Even though it is widely acknowledged that mate choice in female songbirds is likely to be based on multimodal cues such as those encoded in audiovisual song displays, procedural difficulties have limited studies of mate choice in songbirds mainly to acoustic signals. In the current study, we used audiovisual recordings of male Brown-headed Cowbirds (Molothrus ater) to test the sexual responses of females to males' song displays. Using the copulation-solicitation displays of estradiol-treated females (n = 9), we found that audiovisual playbacks of males performing wing-spread song displays were significantly more sexually stimulating for females than presentations of song accompanied by video of nondisplaying males, or song alone.

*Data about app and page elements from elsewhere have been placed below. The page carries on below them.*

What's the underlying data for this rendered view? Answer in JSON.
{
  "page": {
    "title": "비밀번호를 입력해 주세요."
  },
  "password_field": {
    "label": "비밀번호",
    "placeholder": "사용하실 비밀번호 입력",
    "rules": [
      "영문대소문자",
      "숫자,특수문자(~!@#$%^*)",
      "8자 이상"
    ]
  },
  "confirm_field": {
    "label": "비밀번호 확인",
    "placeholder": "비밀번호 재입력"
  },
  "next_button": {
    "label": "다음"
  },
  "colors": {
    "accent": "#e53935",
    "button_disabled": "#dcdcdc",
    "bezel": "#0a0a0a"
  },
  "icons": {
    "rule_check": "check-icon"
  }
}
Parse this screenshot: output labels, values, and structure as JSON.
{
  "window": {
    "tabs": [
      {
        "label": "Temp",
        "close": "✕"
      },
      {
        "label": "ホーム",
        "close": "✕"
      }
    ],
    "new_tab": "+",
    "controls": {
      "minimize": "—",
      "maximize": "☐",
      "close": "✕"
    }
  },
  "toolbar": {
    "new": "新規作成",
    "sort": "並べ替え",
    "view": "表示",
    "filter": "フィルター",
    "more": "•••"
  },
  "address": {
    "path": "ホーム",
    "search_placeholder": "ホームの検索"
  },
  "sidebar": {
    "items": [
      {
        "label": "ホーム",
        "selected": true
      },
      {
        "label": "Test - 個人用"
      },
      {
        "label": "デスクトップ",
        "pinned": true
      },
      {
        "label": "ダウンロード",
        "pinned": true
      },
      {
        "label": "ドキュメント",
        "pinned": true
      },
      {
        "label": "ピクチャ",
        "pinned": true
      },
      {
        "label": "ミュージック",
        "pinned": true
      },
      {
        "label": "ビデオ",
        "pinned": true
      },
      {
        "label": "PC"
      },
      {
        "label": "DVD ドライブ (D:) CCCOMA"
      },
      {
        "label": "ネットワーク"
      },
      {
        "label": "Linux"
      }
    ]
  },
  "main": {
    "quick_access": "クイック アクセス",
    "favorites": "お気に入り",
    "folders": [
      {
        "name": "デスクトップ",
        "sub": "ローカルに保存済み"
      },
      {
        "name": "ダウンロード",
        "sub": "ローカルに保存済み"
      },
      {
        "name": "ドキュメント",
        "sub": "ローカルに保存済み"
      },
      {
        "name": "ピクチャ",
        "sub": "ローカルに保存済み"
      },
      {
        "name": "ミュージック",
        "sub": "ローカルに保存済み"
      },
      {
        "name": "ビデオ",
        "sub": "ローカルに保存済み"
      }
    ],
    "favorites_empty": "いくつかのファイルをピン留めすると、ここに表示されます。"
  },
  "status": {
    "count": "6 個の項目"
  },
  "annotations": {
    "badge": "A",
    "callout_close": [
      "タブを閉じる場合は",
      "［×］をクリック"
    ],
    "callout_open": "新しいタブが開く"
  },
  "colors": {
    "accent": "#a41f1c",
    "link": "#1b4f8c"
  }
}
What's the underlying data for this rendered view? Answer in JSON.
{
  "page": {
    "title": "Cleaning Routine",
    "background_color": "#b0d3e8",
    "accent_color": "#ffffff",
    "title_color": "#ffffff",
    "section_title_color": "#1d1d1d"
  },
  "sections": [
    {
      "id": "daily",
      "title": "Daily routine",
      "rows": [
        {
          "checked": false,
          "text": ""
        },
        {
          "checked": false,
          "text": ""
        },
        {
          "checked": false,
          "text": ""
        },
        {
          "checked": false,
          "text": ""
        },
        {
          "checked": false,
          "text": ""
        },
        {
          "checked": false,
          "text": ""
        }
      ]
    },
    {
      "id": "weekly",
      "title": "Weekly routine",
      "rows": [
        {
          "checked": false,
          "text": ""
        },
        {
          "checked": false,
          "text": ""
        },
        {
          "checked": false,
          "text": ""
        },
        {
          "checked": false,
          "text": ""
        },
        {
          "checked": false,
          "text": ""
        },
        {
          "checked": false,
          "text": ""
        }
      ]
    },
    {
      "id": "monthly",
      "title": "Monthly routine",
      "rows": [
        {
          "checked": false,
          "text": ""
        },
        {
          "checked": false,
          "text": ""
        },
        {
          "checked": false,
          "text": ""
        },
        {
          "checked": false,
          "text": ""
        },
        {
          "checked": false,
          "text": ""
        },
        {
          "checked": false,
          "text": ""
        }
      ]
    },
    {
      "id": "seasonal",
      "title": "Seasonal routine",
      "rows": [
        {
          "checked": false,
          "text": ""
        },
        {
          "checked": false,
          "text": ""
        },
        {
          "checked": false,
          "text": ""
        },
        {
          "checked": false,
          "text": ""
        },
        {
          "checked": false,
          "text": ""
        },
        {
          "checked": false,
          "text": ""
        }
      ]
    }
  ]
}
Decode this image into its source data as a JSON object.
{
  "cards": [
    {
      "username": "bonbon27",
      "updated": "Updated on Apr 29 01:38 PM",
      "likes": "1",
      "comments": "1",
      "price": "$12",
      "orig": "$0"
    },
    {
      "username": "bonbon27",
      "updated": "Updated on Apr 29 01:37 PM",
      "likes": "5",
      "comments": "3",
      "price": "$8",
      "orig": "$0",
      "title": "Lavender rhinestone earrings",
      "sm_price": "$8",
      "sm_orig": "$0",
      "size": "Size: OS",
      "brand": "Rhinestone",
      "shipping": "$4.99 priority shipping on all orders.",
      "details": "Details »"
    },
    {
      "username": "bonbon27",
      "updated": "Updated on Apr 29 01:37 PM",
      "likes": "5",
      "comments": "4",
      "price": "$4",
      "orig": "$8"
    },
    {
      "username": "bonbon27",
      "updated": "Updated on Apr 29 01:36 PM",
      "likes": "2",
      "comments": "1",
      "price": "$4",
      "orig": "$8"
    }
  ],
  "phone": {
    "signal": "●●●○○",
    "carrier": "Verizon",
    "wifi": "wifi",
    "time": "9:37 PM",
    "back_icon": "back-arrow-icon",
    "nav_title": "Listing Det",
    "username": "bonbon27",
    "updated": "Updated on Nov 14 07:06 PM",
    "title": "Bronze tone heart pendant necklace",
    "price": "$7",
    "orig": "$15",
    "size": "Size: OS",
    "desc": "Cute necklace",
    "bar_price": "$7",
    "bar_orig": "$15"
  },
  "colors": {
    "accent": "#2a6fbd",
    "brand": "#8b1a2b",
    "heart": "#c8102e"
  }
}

Results from this study clearly showed that the visual stimulus of the wing-spread display in particular, not just the visual stimulus of a conspecific male in general, elicits the maximum observed response from females. In the Brown-headed Cowbird, females' sexual preferences for song as revealed by studies of copulation-solicitation displays have been shown to parallel males' mating success, so our results likely reflect an effect of visual displays on the mating success of wild males.
Seasonal migration of a bird from lowlands to montane habitats should induce an increase in its hematocrit value. This relationship has been studied mainly in domestic species, however, and data on wild birds are mostly correlational. We report our results on variation in hematocrit values of the Citril Finch (Serinus citrinella), which migrates altitudinally. Data were taken from wild birds trapped within the same season at different altitudes and from an experiment in which Citril Finches were transported to different altitudes (600 to 2000 m above sea level). On average, hematocrit values from Citril Finches trapped at higher altitudes in the wild were 3% higher than those of birds collected at lower levels. In the experiment in which Citril Finches were transported to different altitudes, individual birds were measured repeatedly, so that the same individuals acted alternately as controls or experimental subjects. Hematocrit values of experimental and control individuals did not vary initially but varied over the course of the experiment, decreasing when birds were moved to lower altitudes and increasing when they were moved to higher altitudes by an average of 6%. These results indicate that wild birds that migrate altitudinally must contend with an increase in hematocrit values. Transporting the birds to altitudes within the species' range allowed us to exclude the possibility that the increase in hematocrit from lower to higher altitudes was the result of the flight itself and demonstrates an adjustment in hematocrit not induced by the exercise of flight.